"We review the district court's rulings on Rule 11 issues under an 'abuse of discretion' standard." Townsend v. Holman Construction Corp., 929 F.2d 1358, 1365-66 (9th Cir. 1990) (en banc). In addition, we review a district court's decision whether or not to award attorney's fees for abuse of discretion. Lange v. Penn Mutual Life Insurance Co. 843 F.2d 1175, 1184 (9th Cir. 1988); Falstaff Brewing Corp. v. Miller Brewing Co., 702 F.2d 770, 784 (9th Cir. 1983). "However, a district court abuses its discretion if it rests its conclusion on an erroneous legal premise, and questions of law are reviewed de novo." FSLIC v. Sahni, 868 F.2d 1096, 1097 (9th Cir. 1989); see also Cooter & Gell v. Hartmarx Corp., 496 U.S. 384, 405, 110 S. Ct. 2447, 2460, 110 L. Ed. 2d 359 (1990); Cunningham v. County of Los Angeles, 879 F.2d 481, 487 (9th Cir. 1988), cert. denied, 493 U.S. 1035, 110 S. Ct. 757, 107 L. Ed. 2d 773 (1990)
Bryant also challenges the district court's finding that the plaintiffs' claims against him were not frivolous. Bryant does not point to any error of law but rather disputes the district court's conclusion that, though some claims bordered on the frivolous, none of them were frivolous. We conclude that the district court did not abuse its discretion in so finding
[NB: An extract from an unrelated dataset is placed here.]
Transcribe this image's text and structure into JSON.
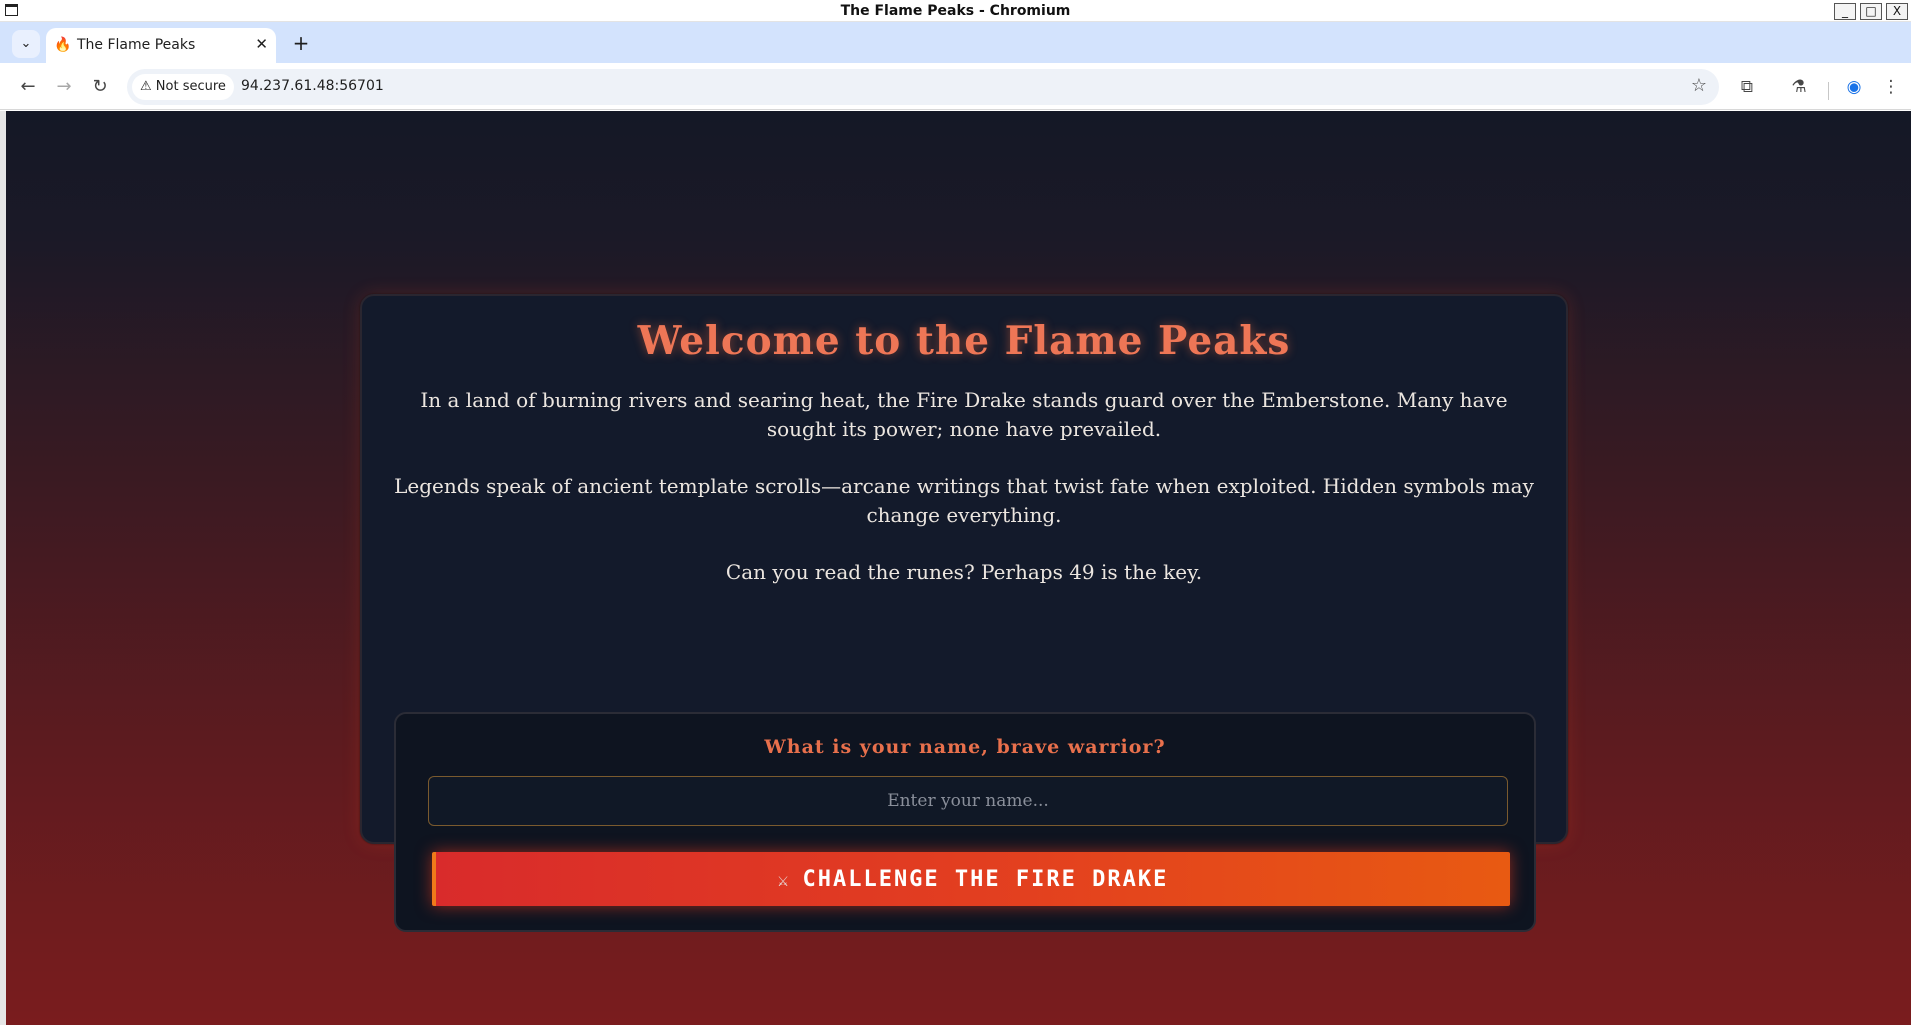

Typical is Robert Stratmore, an attorney who specialized in equestrian law and transactions, who grossed more than $15 million in thoroughbred trading the year of the Spendthrift offering and who holds lifetime breeding rights to Triple Crown winner Seattle Slew. See VII Joint ER, tab 20, exh. Q, at 149, 192. As defendants point out in their briefs, other subscribers included international fashion mogul Calvin Klein; Zenya Yoshida, Japan's largest and most prominent horse breeder; and the Layman family, who has been involved with thoroughbred horses for over thirty years. See Defendants' Brief at 8 & n. 4
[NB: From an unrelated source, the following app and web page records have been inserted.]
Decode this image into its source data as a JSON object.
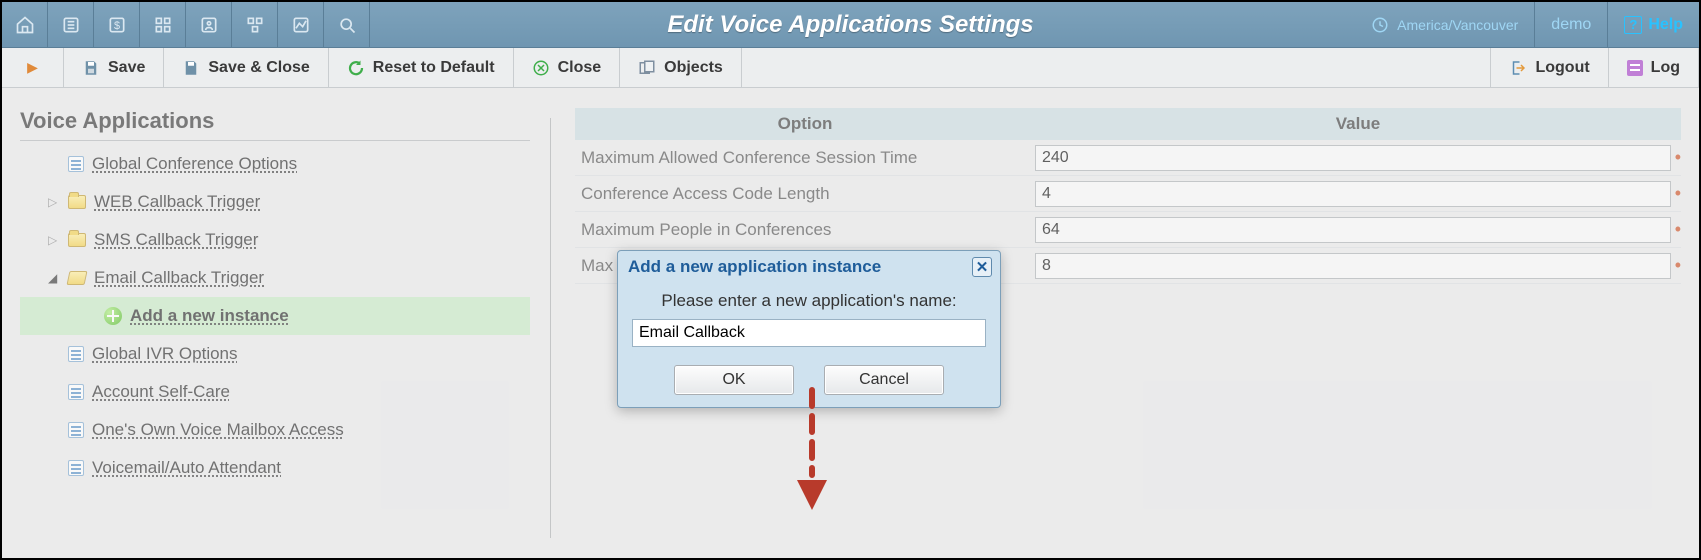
{
  "header": {
    "title": "Edit Voice Applications Settings",
    "timezone": "America/Vancouver",
    "user": "demo",
    "help_label": "Help"
  },
  "toolbar": {
    "save": "Save",
    "save_close": "Save & Close",
    "reset": "Reset to Default",
    "close": "Close",
    "objects": "Objects",
    "logout": "Logout",
    "log": "Log"
  },
  "sidebar": {
    "title": "Voice Applications",
    "items": [
      {
        "label": "Global Conference Options",
        "type": "doc"
      },
      {
        "label": "WEB Callback Trigger",
        "type": "folder-closed"
      },
      {
        "label": "SMS Callback Trigger",
        "type": "folder-closed"
      },
      {
        "label": "Email Callback Trigger",
        "type": "folder-open"
      },
      {
        "label": "Add a new instance",
        "type": "add"
      },
      {
        "label": "Global IVR Options",
        "type": "doc"
      },
      {
        "label": "Account Self-Care",
        "type": "doc"
      },
      {
        "label": "One's Own Voice Mailbox Access",
        "type": "doc"
      },
      {
        "label": "Voicemail/Auto Attendant",
        "type": "doc"
      }
    ]
  },
  "table": {
    "head_option": "Option",
    "head_value": "Value",
    "rows": [
      {
        "label": "Maximum Allowed Conference Session Time",
        "value": "240"
      },
      {
        "label": "Conference Access Code Length",
        "value": "4"
      },
      {
        "label": "Maximum People in Conferences",
        "value": "64"
      },
      {
        "label": "Max",
        "value": "8"
      }
    ]
  },
  "dialog": {
    "title": "Add a new application instance",
    "prompt": "Please enter a new application's name:",
    "value": "Email Callback",
    "ok": "OK",
    "cancel": "Cancel"
  }
}
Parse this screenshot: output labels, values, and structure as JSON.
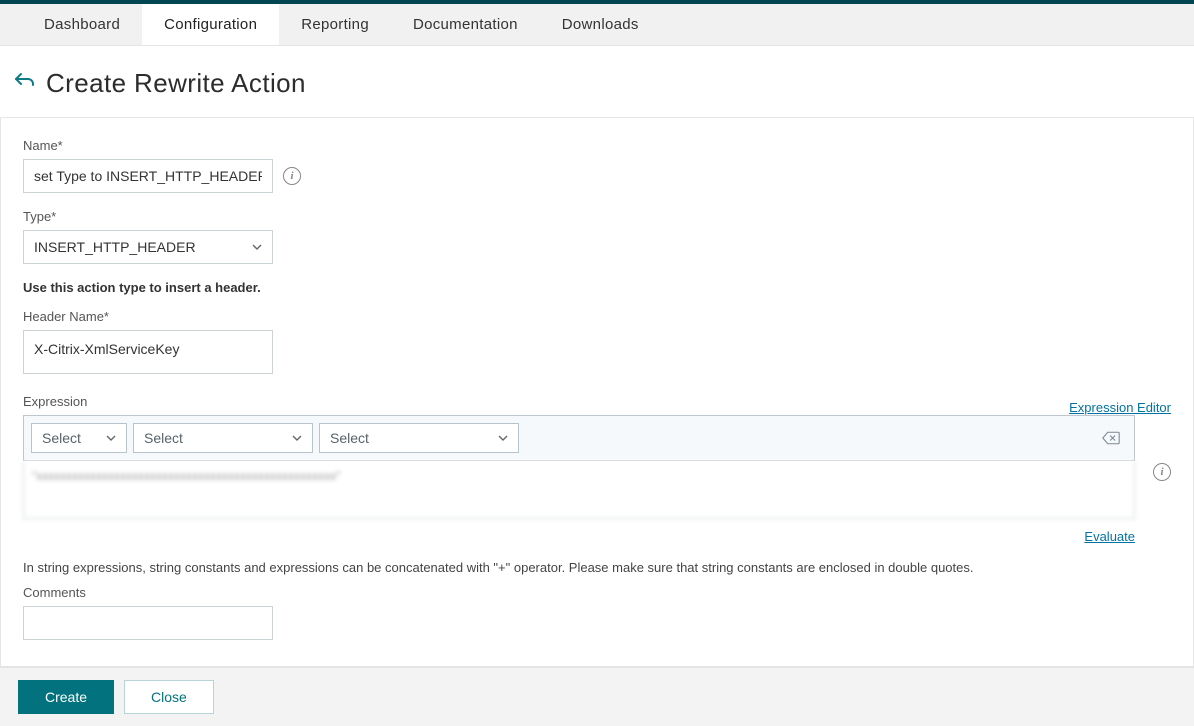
{
  "tabs": [
    "Dashboard",
    "Configuration",
    "Reporting",
    "Documentation",
    "Downloads"
  ],
  "activeTab": 1,
  "pageTitle": "Create Rewrite Action",
  "form": {
    "nameLabel": "Name*",
    "nameValue": "set Type to INSERT_HTTP_HEADER",
    "typeLabel": "Type*",
    "typeValue": "INSERT_HTTP_HEADER",
    "typeHint": "Use this action type to insert a header.",
    "headerNameLabel": "Header Name*",
    "headerNameValue": "X-Citrix-XmlServiceKey",
    "expressionLabel": "Expression",
    "expressionEditorLink": "Expression Editor",
    "selectPlaceholder": "Select",
    "expressionText": "\"xxxxxxxxxxxxxxxxxxxxxxxxxxxxxxxxxxxxxxxxxxxxxxxxxx\"",
    "evaluateLink": "Evaluate",
    "concatHint": "In string expressions, string constants and expressions can be concatenated with \"+\" operator. Please make sure that string constants are enclosed in double quotes.",
    "commentsLabel": "Comments"
  },
  "buttons": {
    "create": "Create",
    "close": "Close"
  }
}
For example, Barry Schwartz asked his lawyer and investment advisor, Ralph Finerman, to review the PPM. IV Joint ER, tab 19, exh. D, at 20, 99, 103. Attorney Finerman holds a masters degree in taxation and is a CPA. Id. at 12. Finerman first heard about the Spendthrift placement on June 20, 1983, and began reviewing the documents the next day. Id. at 99, 103. Finerman carefully studied the agreement, id. at 103, and had several conversations with persons at Spendthrift about the deal, id. at 104-05. Finerman discussed the fruits of his research thoroughly with Schwartz before advising him to sign onto the deal. Id. at 118. Although Finerman made an initial, tentative decision around July 1st, 1983, VIII Joint ER, tab 22, exh. I, at 144, Schwartz didn't sign the agreement until July 13, 1983, three weeks after first receiving it. I Joint ER, tab 4, at 3. See also V Joint ER, tab 20, exh. F (George E. Layman, Jr., reviewed the deal with both an attorney and an accountant); IV Joint ER, tab 19, exh. E (Earl Schultz had two legal advisors, as well as the legal department of one of his companies, review the transaction before signing); VI Joint ER, tab 20, exh. P (Zenya Yoshida's attorney approved the deal)
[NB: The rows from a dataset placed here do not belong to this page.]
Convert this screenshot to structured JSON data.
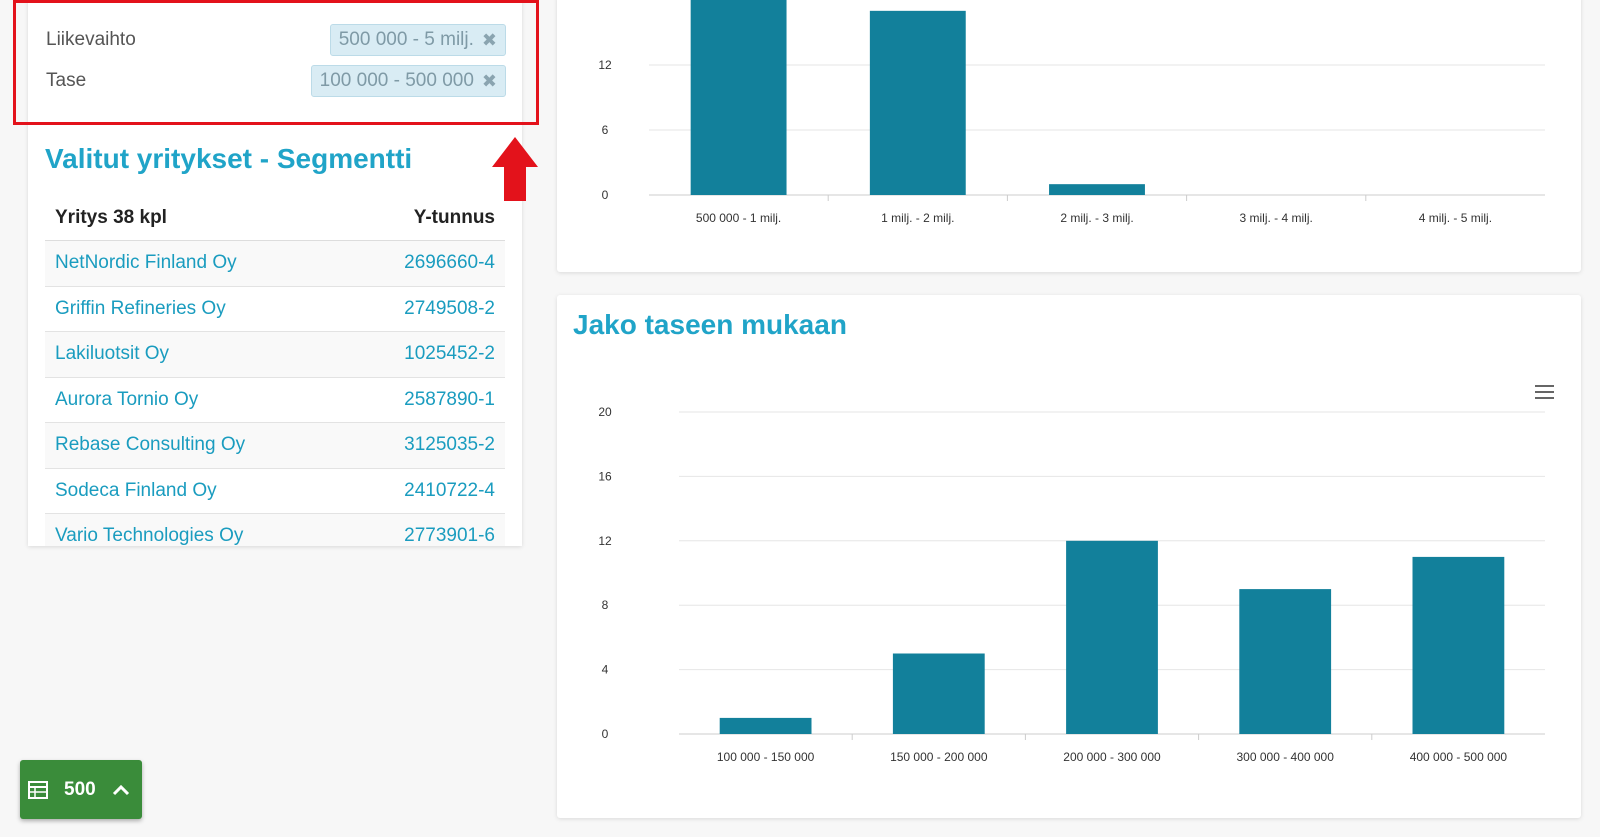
{
  "filters": {
    "items": [
      {
        "label": "Liikevaihto",
        "value": "500 000 - 5 milj."
      },
      {
        "label": "Tase",
        "value": "100 000 - 500 000"
      }
    ]
  },
  "section_title": "Valitut yritykset - Segmentti",
  "table": {
    "headers": {
      "company": "Yritys 38 kpl",
      "id": "Y-tunnus"
    },
    "rows": [
      {
        "name": "NetNordic Finland Oy",
        "id": "2696660-4"
      },
      {
        "name": "Griffin Refineries Oy",
        "id": "2749508-2"
      },
      {
        "name": "Lakiluotsit Oy",
        "id": "1025452-2"
      },
      {
        "name": "Aurora Tornio Oy",
        "id": "2587890-1"
      },
      {
        "name": "Rebase Consulting Oy",
        "id": "3125035-2"
      },
      {
        "name": "Sodeca Finland Oy",
        "id": "2410722-4"
      },
      {
        "name": "Vario Technologies Oy",
        "id": "2773901-6"
      }
    ]
  },
  "export_button": {
    "count": "500"
  },
  "colors": {
    "bar": "#12809b",
    "accent": "#20a4c8",
    "highlight": "#e3121b"
  },
  "chart_data": [
    {
      "type": "bar",
      "title": "",
      "categories": [
        "500 000 - 1 milj.",
        "1 milj. - 2 milj.",
        "2 milj. - 3 milj.",
        "3 milj. - 4 milj.",
        "4 milj. - 5 milj."
      ],
      "values": [
        18,
        17,
        1,
        0,
        0
      ],
      "ylim": [
        0,
        18
      ],
      "yticks": [
        0,
        6,
        12
      ],
      "grid": true
    },
    {
      "type": "bar",
      "title": "Jako taseen mukaan",
      "categories": [
        "100 000 - 150 000",
        "150 000 - 200 000",
        "200 000 - 300 000",
        "300 000 - 400 000",
        "400 000 - 500 000"
      ],
      "values": [
        1,
        5,
        12,
        9,
        11
      ],
      "ylim": [
        0,
        20
      ],
      "yticks": [
        0,
        4,
        8,
        12,
        16,
        20
      ],
      "grid": true
    }
  ]
}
The case of Frank Bryant, a Spendthrift consultant, is particularly alarming. His defense was that he joined Spendthrift after the sale of the shares and was not in any way involved in the conception or drafting of the PPM. See, e.g., X Joint ER, tab 28 (Declaration of Frank L. Bryant in Support of his Motion for Summary Judgment or Summary Adjudication of Issues). Defending on this theory, and winning summary judgment, Bryant was nonetheless saddled with approximately $900,000 in legal fees. See Declaration of Thomas K. Bourke in Support of Bryant's Motion for Award of Attorney's Fees from Casares and Schultz at 3-4. If this is the face of victory, how much uglier could defeat be?